╭─ RECORD EXCERPTS
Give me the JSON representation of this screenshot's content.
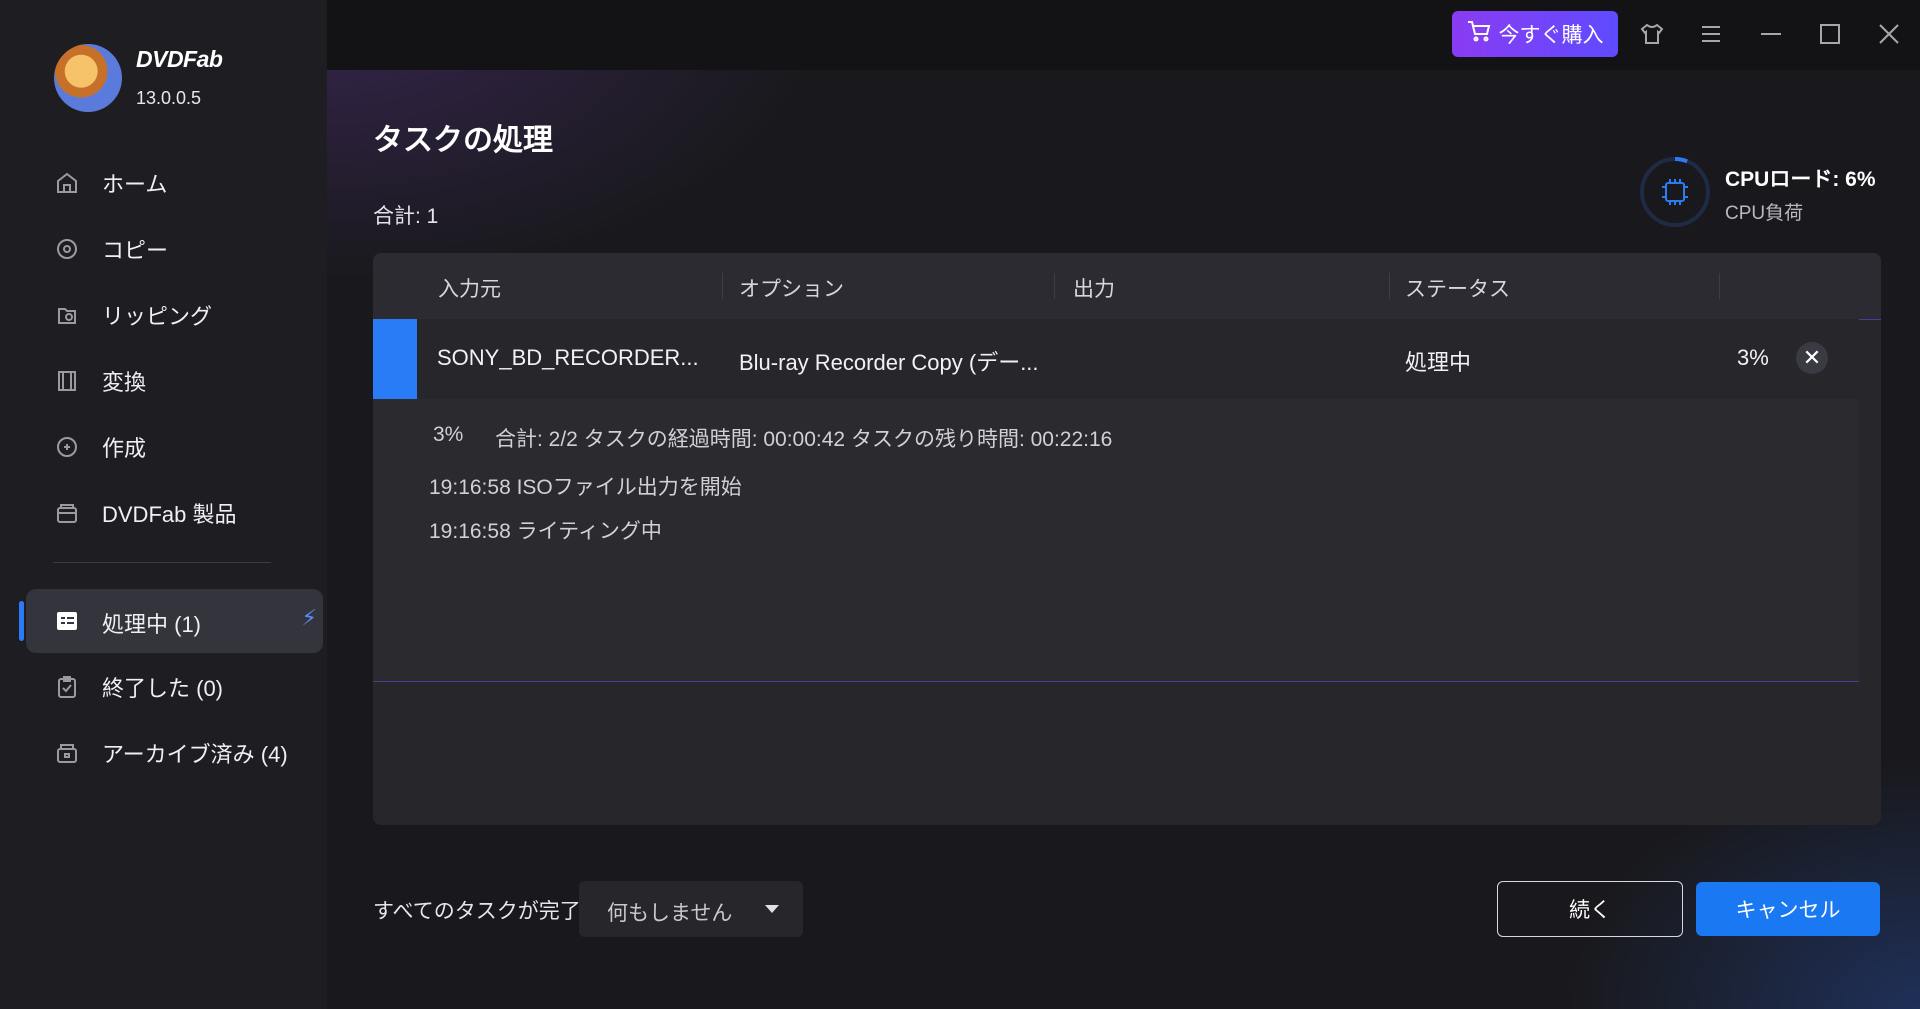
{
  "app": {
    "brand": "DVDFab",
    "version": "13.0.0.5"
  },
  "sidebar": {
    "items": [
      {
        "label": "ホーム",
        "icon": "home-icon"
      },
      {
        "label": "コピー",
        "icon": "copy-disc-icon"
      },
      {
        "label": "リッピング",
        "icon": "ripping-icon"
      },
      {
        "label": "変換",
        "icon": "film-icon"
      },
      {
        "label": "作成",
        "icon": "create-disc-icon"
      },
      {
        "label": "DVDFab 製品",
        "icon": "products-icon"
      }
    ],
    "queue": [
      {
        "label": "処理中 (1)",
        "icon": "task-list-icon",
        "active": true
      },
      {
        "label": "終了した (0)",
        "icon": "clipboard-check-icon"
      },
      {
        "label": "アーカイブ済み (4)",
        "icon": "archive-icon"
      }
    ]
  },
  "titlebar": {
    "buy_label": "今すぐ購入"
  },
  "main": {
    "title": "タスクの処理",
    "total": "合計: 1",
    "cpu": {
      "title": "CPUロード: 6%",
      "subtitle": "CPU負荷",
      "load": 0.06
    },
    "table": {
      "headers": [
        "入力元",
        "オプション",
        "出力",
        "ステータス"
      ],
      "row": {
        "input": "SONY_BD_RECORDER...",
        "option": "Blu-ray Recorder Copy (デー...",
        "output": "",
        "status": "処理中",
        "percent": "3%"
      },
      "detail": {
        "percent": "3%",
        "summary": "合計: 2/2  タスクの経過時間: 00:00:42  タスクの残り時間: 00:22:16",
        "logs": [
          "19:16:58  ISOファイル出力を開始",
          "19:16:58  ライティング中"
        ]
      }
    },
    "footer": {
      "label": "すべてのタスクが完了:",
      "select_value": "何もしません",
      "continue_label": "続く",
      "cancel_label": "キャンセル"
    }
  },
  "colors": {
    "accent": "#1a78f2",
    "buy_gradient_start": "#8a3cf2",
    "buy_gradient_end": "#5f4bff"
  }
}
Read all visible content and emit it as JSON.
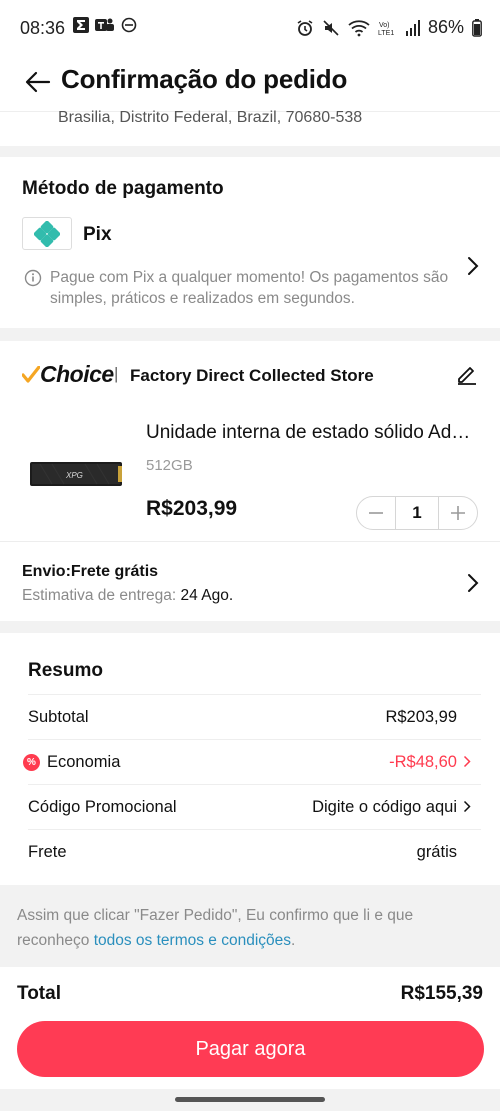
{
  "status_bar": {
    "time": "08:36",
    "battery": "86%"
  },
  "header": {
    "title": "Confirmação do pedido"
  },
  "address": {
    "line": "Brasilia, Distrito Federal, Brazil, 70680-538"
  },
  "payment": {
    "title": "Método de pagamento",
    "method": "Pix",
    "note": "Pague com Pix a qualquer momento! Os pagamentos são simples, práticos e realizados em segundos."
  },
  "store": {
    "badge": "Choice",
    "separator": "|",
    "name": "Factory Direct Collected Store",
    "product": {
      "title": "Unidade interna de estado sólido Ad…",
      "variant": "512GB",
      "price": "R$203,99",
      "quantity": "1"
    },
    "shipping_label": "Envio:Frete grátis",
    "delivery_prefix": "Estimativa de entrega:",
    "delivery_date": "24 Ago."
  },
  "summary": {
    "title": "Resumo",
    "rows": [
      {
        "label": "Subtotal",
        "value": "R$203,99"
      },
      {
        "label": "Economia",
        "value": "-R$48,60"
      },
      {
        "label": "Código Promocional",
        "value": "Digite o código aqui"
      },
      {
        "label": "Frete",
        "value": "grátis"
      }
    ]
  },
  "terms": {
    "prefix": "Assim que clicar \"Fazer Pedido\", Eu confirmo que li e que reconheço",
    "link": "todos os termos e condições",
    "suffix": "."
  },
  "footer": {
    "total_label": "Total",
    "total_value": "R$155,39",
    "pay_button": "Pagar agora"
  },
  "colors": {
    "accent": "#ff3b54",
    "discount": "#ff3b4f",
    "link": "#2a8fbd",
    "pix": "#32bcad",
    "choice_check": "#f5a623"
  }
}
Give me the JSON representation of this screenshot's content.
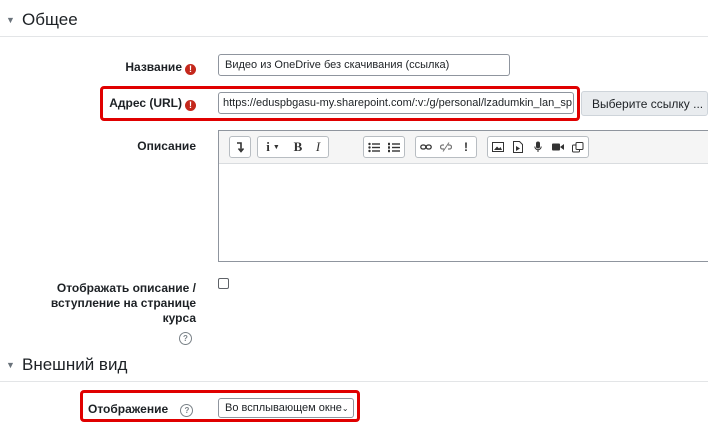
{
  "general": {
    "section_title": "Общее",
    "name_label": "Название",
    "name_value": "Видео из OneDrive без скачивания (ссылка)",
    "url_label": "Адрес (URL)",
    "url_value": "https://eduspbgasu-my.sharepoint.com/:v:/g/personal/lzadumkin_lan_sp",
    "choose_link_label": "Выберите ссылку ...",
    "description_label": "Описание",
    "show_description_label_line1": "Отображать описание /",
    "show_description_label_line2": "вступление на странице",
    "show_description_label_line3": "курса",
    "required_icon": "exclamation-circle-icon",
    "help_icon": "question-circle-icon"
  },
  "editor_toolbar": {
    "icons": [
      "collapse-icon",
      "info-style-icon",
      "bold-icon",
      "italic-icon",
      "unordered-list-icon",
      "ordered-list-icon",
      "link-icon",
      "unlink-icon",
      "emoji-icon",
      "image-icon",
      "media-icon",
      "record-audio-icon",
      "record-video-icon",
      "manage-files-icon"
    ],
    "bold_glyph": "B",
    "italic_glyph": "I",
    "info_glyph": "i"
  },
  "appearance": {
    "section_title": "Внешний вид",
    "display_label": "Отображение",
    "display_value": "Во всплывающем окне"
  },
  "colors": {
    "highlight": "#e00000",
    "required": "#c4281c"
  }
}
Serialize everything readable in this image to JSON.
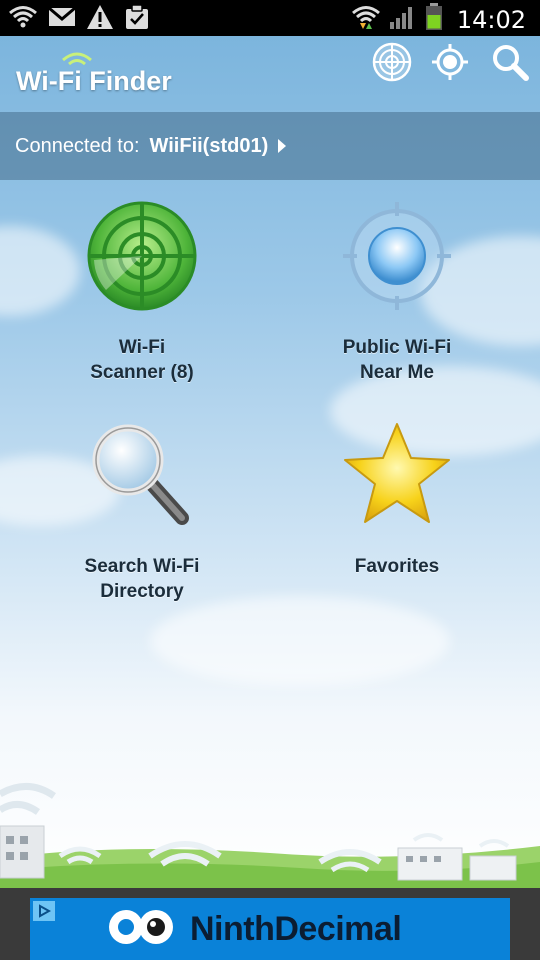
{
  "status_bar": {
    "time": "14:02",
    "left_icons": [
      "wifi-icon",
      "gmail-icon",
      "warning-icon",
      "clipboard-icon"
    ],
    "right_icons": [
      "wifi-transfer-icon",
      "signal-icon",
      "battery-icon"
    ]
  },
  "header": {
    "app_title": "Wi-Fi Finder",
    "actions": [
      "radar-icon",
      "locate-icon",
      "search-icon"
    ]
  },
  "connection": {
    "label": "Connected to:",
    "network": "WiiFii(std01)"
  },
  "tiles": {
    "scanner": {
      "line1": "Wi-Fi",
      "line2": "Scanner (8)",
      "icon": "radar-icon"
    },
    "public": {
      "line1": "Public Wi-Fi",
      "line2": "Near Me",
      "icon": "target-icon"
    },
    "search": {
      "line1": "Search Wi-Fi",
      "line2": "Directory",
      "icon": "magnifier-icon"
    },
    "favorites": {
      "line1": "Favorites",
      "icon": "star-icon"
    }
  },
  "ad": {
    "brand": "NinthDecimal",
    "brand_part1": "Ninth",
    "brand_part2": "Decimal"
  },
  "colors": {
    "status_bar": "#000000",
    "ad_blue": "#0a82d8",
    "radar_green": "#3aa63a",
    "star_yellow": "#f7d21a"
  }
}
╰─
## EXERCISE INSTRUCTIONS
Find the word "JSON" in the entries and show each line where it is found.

## OUTPUT OF THE EXERCISE
Give me the JSON representation of this screenshot's content.
Read all visible content and emit it as JSON.
Give me the JSON representation of this screenshot's content.
Serialize everything readable in this image to JSON.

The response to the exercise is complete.